Today we’ll look at Kulmbacher Brauerei Aktien-Gesellschaft (MUN:KUL) and reflect on its potential as an investment. To be precise, we’ll consider its Return On Capital Employed (ROCE), as that will inform our view of the quality of the business.
First of all, we’ll work out how to calculate ROCE. Next, we’ll compare it to others in its industry. Then we’ll determine how its current liabilities are affecting its ROCE.
What is Return On Capital Employed (ROCE)?
ROCE is a measure of a company’s yearly pre-tax profit (its return), relative to the capital employed in the business. Generally speaking a higher ROCE is better. In brief, it is a useful tool, but it is not without drawbacks. Renowned investment researcher Michael Mauboussin has suggested that a high ROCE can indicate that ‘one dollar invested in the company generates value of more than one dollar’.
So, How Do We Calculate ROCE?
The formula for calculating the return on capital employed is:
Return on Capital Employed = Earnings Before Interest and Tax (EBIT) ÷ (Total Assets – Current Liabilities)
Or for Kulmbacher Brauerei Aktien-Gesellschaft:
0.12 = €12m ÷ (€170m – €68m) (Based on the trailing twelve months to June 2018.)
So, Kulmbacher Brauerei Aktien-Gesellschaft has an ROCE of 12%.
Does Kulmbacher Brauerei Aktien-Gesellschaft Have A Good ROCE?
When making comparisons between similar businesses, investors may find ROCE useful. In our analysis, Kulmbacher Brauerei Aktien-Gesellschaft’s ROCE is meaningfully higher than the 7.8% average in the Beverage industry. We would consider this a positive, as it suggests it is using capital more effectively than other similar companies. Independently of how Kulmbacher Brauerei Aktien-Gesellschaft compares to its industry, its ROCE in absolute terms appears decent, and the company may be worthy of closer investigation.
Our data shows that Kulmbacher Brauerei Aktien-Gesellschaft currently has an ROCE of 12%, compared to its ROCE of 7.1% 3 years ago. This makes us think the business might be improving.
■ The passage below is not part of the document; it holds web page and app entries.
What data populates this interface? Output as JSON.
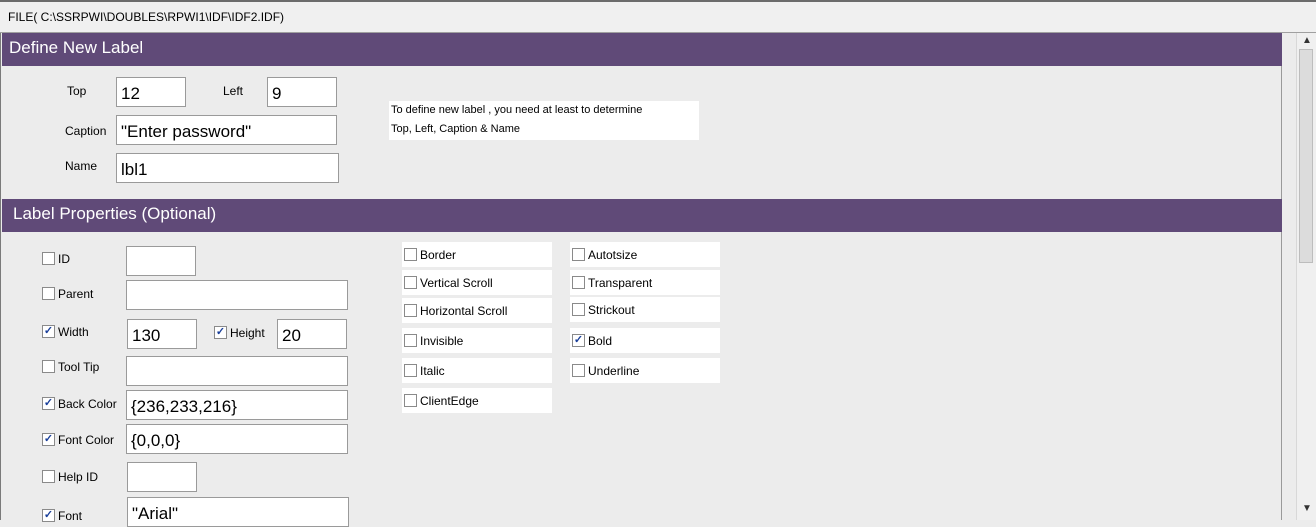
{
  "window": {
    "title": "FILE( C:\\SSRPWI\\DOUBLES\\RPWI1\\IDF\\IDF2.IDF)"
  },
  "define_section": {
    "header": "Define New  Label",
    "top": {
      "label": "Top",
      "value": "12"
    },
    "left": {
      "label": "Left",
      "value": "9"
    },
    "caption": {
      "label": "Caption",
      "value": "\"Enter password\""
    },
    "name": {
      "label": "Name",
      "value": "lbl1"
    },
    "info_line1": "To define new label , you need at least to determine",
    "info_line2": "Top, Left, Caption & Name"
  },
  "properties_section": {
    "header": "Label Properties (Optional)",
    "id": {
      "label": "ID",
      "checked": false,
      "value": ""
    },
    "parent": {
      "label": "Parent",
      "checked": false,
      "value": ""
    },
    "width": {
      "label": "Width",
      "checked": true,
      "value": "130"
    },
    "height": {
      "label": "Height",
      "checked": true,
      "value": "20"
    },
    "tooltip": {
      "label": "Tool Tip",
      "checked": false,
      "value": ""
    },
    "back_color": {
      "label": "Back Color",
      "checked": true,
      "value": "{236,233,216}"
    },
    "font_color": {
      "label": "Font Color",
      "checked": true,
      "value": "{0,0,0}"
    },
    "help_id": {
      "label": "Help ID",
      "checked": false,
      "value": ""
    },
    "font": {
      "label": "Font",
      "checked": true,
      "value": "\"Arial\""
    },
    "options": [
      {
        "label": "Border",
        "checked": false
      },
      {
        "label": "Autotsize",
        "checked": false
      },
      {
        "label": "Vertical Scroll",
        "checked": false
      },
      {
        "label": "Transparent",
        "checked": false
      },
      {
        "label": "Horizontal Scroll",
        "checked": false
      },
      {
        "label": "Strickout",
        "checked": false
      },
      {
        "label": "Invisible",
        "checked": false
      },
      {
        "label": "Bold",
        "checked": true
      },
      {
        "label": "Italic",
        "checked": false
      },
      {
        "label": "Underline",
        "checked": false
      },
      {
        "label": "ClientEdge",
        "checked": false
      }
    ]
  },
  "icons": {
    "check": "✓",
    "scroll_up": "▲",
    "scroll_down": "▼"
  },
  "colors": {
    "header_bg": "#604a78",
    "panel_bg": "#ececec",
    "check_color": "#1a3f9a"
  }
}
When considering ROCE, bear in mind that it reflects the past and does not necessarily predict the future. ROCE can be misleading for companies in cyclical industries, with returns looking impressive during the boom times, but very weak during the busts. This is because ROCE only looks at one year, instead of considering returns across a whole cycle. How cyclical is Kulmbacher Brauerei Aktien-Gesellschaft? You can see for yourself by looking at this free graph of past earnings, revenue and cash flow.
What Are Current Liabilities, And How Do They Affect Kulmbacher Brauerei Aktien-Gesellschaft’s ROCE?
Current liabilities are short term bills and invoices that need to be paid in 12 months or less. The ROCE equation subtracts current liabilities from capital employed, so a company with a lot of current liabilities appears to have less capital employed, and a higher ROCE than otherwise. To counteract this, we check if a company has high current liabilities, relative to its total assets.
Kulmbacher Brauerei Aktien-Gesellschaft has total assets of €170m and current liabilities of €68m. Therefore its current liabilities are equivalent to approximately 40% of its total assets. Kulmbacher Brauerei Aktien-Gesellschaft has a medium level of current liabilities, which would boost the ROCE.
Our Take On Kulmbacher Brauerei Aktien-Gesellschaft’s ROCE
While its ROCE looks good, it’s worth remembering that the current liabilities are making the business look better. Of course, you might find a fantastic investment by looking at a few good candidates. So take a peek at this free list of companies with modest (or no) debt, trading on a P/E below 20.
I will like Kulmbacher Brauerei Aktien-Gesellschaft better if I see some big insider buys. While we wait, check out this free list of growing companies with considerable, recent, insider buying.
We aim to bring you long-term focused research analysis driven by fundamental data. Note that our analysis may not factor in the latest price-sensitive company announcements or qualitative material.
If you spot an error that warrants correction, please contact the editor at email@example.com. This article by Simply Wall St is general in nature. It does not constitute a recommendation to buy or sell any stock, and does not take account of your objectives, or your financial situation. Simply Wall St has no position in the stocks mentioned. Thank you for reading.